[Items listed in a dataset]

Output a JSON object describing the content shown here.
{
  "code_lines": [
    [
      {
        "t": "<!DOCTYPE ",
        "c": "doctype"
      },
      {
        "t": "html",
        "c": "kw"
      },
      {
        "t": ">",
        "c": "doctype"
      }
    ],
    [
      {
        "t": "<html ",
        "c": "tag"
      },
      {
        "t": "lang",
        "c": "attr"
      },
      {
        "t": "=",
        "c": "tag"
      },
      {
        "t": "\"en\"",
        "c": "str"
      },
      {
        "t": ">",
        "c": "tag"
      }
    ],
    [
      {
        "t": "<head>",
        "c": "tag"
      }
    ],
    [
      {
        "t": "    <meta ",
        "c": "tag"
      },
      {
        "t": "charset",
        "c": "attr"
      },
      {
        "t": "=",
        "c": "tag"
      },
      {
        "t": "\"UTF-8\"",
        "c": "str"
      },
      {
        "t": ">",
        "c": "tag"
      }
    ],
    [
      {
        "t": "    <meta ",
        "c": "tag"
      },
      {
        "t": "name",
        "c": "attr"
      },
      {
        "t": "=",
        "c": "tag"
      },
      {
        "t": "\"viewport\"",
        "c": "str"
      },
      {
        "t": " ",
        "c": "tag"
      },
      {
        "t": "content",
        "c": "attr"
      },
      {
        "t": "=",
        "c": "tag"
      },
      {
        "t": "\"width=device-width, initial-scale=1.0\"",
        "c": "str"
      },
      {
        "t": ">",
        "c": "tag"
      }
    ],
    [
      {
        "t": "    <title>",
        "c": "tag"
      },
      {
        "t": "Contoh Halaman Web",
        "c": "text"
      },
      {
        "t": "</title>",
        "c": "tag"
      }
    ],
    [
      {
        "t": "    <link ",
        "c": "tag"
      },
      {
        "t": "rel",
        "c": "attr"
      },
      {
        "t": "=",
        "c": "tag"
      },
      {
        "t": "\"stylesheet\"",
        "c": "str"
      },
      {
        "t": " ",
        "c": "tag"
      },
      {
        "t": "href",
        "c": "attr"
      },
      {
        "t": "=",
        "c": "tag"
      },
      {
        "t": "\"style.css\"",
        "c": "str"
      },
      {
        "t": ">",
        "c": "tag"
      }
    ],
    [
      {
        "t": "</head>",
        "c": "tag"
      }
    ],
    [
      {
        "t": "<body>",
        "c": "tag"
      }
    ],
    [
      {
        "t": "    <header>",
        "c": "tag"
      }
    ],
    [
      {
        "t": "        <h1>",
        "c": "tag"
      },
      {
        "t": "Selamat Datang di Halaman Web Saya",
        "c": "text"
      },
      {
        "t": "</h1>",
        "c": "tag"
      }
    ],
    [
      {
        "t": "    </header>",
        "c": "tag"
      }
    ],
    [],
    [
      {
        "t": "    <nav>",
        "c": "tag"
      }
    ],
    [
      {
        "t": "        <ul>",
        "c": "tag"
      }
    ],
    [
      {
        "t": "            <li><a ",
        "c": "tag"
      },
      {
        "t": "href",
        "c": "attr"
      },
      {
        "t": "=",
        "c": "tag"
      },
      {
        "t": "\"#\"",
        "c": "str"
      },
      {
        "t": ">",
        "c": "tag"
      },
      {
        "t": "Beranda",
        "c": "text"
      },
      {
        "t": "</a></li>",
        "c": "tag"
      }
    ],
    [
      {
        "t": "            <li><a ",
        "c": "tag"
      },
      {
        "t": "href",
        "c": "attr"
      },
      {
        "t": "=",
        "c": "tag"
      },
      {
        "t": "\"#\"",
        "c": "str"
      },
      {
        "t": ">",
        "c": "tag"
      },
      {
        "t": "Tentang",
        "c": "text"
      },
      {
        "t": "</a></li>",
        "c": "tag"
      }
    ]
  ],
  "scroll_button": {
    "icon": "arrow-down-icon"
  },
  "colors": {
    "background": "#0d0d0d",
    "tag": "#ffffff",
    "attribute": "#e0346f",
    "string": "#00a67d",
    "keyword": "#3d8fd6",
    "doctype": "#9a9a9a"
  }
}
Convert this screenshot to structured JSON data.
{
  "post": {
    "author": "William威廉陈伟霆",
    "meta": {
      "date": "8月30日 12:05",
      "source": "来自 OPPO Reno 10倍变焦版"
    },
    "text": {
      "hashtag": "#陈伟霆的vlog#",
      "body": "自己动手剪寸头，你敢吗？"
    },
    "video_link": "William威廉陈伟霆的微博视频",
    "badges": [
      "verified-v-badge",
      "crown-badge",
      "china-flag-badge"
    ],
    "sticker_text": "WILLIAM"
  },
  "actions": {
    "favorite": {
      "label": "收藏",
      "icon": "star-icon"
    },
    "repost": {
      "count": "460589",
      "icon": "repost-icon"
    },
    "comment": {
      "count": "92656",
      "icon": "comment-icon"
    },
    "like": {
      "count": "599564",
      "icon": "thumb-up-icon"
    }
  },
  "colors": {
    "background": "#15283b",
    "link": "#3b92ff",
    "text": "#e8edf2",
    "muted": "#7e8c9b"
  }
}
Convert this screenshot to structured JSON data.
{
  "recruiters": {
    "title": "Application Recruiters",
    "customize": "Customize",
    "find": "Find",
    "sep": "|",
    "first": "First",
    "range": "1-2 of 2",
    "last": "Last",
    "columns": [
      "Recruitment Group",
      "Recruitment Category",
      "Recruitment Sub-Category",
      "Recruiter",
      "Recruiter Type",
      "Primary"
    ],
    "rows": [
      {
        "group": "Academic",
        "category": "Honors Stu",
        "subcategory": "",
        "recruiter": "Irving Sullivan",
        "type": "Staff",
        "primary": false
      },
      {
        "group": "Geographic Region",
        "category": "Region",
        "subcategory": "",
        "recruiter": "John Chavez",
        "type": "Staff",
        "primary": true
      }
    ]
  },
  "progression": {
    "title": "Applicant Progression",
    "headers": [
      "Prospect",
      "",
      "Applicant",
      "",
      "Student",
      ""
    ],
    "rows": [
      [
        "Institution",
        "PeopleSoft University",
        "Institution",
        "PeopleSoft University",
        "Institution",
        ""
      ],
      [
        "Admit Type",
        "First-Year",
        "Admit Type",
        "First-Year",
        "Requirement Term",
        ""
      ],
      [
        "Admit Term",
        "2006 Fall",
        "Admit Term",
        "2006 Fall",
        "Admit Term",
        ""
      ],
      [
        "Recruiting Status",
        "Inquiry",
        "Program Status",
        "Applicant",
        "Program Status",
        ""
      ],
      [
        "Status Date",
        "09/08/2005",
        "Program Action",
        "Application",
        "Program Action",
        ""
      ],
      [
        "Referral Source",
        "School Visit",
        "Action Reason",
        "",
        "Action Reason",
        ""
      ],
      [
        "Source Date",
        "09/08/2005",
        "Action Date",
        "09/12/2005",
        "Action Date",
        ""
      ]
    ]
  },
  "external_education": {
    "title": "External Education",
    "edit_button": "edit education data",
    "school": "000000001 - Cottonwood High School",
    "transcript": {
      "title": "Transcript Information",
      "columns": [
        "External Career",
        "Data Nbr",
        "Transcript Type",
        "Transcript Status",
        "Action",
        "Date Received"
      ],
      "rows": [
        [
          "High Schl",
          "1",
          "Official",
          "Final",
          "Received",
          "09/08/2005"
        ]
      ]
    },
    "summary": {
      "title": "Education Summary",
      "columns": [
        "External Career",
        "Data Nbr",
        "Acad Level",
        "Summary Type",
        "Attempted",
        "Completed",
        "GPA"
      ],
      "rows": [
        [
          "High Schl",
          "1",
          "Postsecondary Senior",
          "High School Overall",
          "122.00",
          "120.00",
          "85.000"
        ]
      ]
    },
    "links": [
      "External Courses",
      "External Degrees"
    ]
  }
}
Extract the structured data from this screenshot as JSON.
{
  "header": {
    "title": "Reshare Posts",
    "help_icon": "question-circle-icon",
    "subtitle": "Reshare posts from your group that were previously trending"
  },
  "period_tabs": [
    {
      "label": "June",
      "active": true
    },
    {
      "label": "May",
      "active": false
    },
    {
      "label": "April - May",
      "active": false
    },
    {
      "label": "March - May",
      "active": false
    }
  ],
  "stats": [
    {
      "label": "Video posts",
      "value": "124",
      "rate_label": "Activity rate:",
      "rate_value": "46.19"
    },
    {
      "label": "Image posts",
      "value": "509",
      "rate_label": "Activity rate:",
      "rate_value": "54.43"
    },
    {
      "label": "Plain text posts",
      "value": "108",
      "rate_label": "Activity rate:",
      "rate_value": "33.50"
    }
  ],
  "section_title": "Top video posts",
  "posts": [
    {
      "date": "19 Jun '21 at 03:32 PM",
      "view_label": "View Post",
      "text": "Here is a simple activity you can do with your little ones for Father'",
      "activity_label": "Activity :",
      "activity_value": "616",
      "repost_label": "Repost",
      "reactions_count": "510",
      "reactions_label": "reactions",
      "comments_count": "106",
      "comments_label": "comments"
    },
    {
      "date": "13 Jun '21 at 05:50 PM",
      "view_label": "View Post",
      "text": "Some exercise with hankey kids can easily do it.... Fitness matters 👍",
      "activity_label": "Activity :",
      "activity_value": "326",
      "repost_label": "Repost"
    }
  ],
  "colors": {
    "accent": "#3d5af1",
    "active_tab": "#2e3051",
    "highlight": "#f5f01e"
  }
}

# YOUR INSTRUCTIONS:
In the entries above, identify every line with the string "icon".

# YOUR SOLUTION:
    "icon": "arrow-down-icon"
      "icon": "star-icon"
      "icon": "repost-icon"
      "icon": "comment-icon"
      "icon": "thumb-up-icon"
    "help_icon": "question-circle-icon",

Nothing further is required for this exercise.